Your goal: For the records below, print every one exactly, with nothing dropped.

(Element data from apps and pages)
______

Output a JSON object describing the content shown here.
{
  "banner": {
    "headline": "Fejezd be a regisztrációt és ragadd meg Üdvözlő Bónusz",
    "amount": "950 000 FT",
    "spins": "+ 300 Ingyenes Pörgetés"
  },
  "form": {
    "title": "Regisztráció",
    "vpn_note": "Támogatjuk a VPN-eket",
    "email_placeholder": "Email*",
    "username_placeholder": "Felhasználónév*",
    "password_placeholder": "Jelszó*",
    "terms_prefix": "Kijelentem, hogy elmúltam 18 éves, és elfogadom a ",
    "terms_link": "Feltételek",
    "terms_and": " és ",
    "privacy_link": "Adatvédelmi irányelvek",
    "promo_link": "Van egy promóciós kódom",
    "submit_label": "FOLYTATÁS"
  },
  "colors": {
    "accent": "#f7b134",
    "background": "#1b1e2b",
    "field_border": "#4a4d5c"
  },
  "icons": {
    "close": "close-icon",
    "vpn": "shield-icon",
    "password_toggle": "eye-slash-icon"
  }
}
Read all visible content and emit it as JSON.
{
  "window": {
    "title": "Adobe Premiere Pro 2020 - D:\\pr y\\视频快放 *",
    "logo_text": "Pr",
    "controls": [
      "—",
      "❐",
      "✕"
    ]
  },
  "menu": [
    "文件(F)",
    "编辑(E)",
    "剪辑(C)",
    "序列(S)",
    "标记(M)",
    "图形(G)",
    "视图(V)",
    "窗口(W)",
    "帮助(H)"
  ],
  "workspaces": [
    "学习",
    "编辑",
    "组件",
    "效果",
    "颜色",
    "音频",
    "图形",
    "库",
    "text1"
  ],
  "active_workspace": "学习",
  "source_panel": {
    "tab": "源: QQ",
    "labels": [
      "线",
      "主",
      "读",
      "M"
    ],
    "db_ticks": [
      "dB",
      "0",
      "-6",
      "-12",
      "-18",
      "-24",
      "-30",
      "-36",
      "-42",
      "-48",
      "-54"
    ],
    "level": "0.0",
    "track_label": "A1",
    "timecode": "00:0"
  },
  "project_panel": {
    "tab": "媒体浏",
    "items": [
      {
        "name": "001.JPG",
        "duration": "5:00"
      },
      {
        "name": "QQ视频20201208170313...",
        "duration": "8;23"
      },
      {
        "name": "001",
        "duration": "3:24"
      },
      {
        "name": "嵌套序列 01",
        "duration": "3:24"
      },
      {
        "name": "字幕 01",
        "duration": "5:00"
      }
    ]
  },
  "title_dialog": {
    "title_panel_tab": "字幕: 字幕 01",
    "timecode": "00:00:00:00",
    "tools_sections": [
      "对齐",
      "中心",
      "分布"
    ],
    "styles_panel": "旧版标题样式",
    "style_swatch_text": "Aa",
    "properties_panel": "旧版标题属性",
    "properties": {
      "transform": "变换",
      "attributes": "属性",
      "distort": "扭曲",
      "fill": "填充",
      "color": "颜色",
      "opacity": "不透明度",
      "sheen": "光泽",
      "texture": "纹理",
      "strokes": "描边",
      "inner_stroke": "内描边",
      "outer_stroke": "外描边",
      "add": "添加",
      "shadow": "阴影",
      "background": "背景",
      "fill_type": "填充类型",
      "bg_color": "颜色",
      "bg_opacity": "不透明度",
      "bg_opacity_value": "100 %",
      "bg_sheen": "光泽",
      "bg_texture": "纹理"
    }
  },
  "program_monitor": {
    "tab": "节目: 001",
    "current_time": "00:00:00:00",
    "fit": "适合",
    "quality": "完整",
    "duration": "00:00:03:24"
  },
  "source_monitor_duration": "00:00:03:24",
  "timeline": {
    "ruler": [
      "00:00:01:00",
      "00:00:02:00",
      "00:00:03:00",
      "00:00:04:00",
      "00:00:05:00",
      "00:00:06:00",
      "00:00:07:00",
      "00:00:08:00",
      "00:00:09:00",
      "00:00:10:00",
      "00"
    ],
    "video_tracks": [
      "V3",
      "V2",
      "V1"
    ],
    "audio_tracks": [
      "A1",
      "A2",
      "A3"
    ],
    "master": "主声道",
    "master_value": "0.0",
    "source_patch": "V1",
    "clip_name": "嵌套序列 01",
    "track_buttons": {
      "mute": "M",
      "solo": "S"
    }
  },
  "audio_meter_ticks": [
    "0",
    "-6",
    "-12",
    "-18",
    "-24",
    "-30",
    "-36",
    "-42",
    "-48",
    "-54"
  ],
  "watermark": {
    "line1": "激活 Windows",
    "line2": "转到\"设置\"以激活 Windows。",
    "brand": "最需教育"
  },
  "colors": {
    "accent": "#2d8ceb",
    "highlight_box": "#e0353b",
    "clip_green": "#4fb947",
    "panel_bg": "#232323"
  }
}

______

Exercise answer:
Output a JSON object describing the content shown here.
{
  "banner": {
    "headline": "Fejezd be a regisztrációt és ragadd meg Üdvözlő Bónusz",
    "amount": "950 000 FT",
    "spins": "+ 300 Ingyenes Pörgetés"
  },
  "form": {
    "title": "Regisztráció",
    "vpn_note": "Támogatjuk a VPN-eket",
    "email_placeholder": "Email*",
    "username_placeholder": "Felhasználónév*",
    "password_placeholder": "Jelszó*",
    "terms_prefix": "Kijelentem, hogy elmúltam 18 éves, és elfogadom a ",
    "terms_link": "Feltételek",
    "terms_and": " és ",
    "privacy_link": "Adatvédelmi irányelvek",
    "promo_link": "Van egy promóciós kódom",
    "submit_label": "FOLYTATÁS"
  },
  "colors": {
    "accent": "#f7b134",
    "background": "#1b1e2b",
    "field_border": "#4a4d5c"
  },
  "icons": {
    "close": "close-icon",
    "vpn": "shield-icon",
    "password_toggle": "eye-slash-icon"
  }
}
Read all visible content and emit it as JSON.
{
  "window": {
    "title": "Adobe Premiere Pro 2020 - D:\\pr y\\视频快放 *",
    "logo_text": "Pr",
    "controls": [
      "—",
      "❐",
      "✕"
    ]
  },
  "menu": [
    "文件(F)",
    "编辑(E)",
    "剪辑(C)",
    "序列(S)",
    "标记(M)",
    "图形(G)",
    "视图(V)",
    "窗口(W)",
    "帮助(H)"
  ],
  "workspaces": [
    "学习",
    "编辑",
    "组件",
    "效果",
    "颜色",
    "音频",
    "图形",
    "库",
    "text1"
  ],
  "active_workspace": "学习",
  "source_panel": {
    "tab": "源: QQ",
    "labels": [
      "线",
      "主",
      "读",
      "M"
    ],
    "db_ticks": [
      "dB",
      "0",
      "-6",
      "-12",
      "-18",
      "-24",
      "-30",
      "-36",
      "-42",
      "-48",
      "-54"
    ],
    "level": "0.0",
    "track_label": "A1",
    "timecode": "00:0"
  },
  "project_panel": {
    "tab": "媒体浏",
    "items": [
      {
        "name": "001.JPG",
        "duration": "5:00"
      },
      {
        "name": "QQ视频20201208170313...",
        "duration": "8;23"
      },
      {
        "name": "001",
        "duration": "3:24"
      },
      {
        "name": "嵌套序列 01",
        "duration": "3:24"
      },
      {
        "name": "字幕 01",
        "duration": "5:00"
      }
    ]
  },
  "title_dialog": {
    "title_panel_tab": "字幕: 字幕 01",
    "timecode": "00:00:00:00",
    "tools_sections": [
      "对齐",
      "中心",
      "分布"
    ],
    "styles_panel": "旧版标题样式",
    "style_swatch_text": "Aa",
    "properties_panel": "旧版标题属性",
    "properties": {
      "transform": "变换",
      "attributes": "属性",
      "distort": "扭曲",
      "fill": "填充",
      "color": "颜色",
      "opacity": "不透明度",
      "sheen": "光泽",
      "texture": "纹理",
      "strokes": "描边",
      "inner_stroke": "内描边",
      "outer_stroke": "外描边",
      "add": "添加",
      "shadow": "阴影",
      "background": "背景",
      "fill_type": "填充类型",
      "bg_color": "颜色",
      "bg_opacity": "不透明度",
      "bg_opacity_value": "100 %",
      "bg_sheen": "光泽",
      "bg_texture": "纹理"
    }
  },
  "program_monitor": {
    "tab": "节目: 001",
    "current_time": "00:00:00:00",
    "fit": "适合",
    "quality": "完整",
    "duration": "00:00:03:24"
  },
  "source_monitor_duration": "00:00:03:24",
  "timeline": {
    "ruler": [
      "00:00:01:00",
      "00:00:02:00",
      "00:00:03:00",
      "00:00:04:00",
      "00:00:05:00",
      "00:00:06:00",
      "00:00:07:00",
      "00:00:08:00",
      "00:00:09:00",
      "00:00:10:00",
      "00"
    ],
    "video_tracks": [
      "V3",
      "V2",
      "V1"
    ],
    "audio_tracks": [
      "A1",
      "A2",
      "A3"
    ],
    "master": "主声道",
    "master_value": "0.0",
    "source_patch": "V1",
    "clip_name": "嵌套序列 01",
    "track_buttons": {
      "mute": "M",
      "solo": "S"
    }
  },
  "audio_meter_ticks": [
    "0",
    "-6",
    "-12",
    "-18",
    "-24",
    "-30",
    "-36",
    "-42",
    "-48",
    "-54"
  ],
  "watermark": {
    "line1": "激活 Windows",
    "line2": "转到\"设置\"以激活 Windows。",
    "brand": "最需教育"
  },
  "colors": {
    "accent": "#2d8ceb",
    "highlight_box": "#e0353b",
    "clip_green": "#4fb947",
    "panel_bg": "#232323"
  }
}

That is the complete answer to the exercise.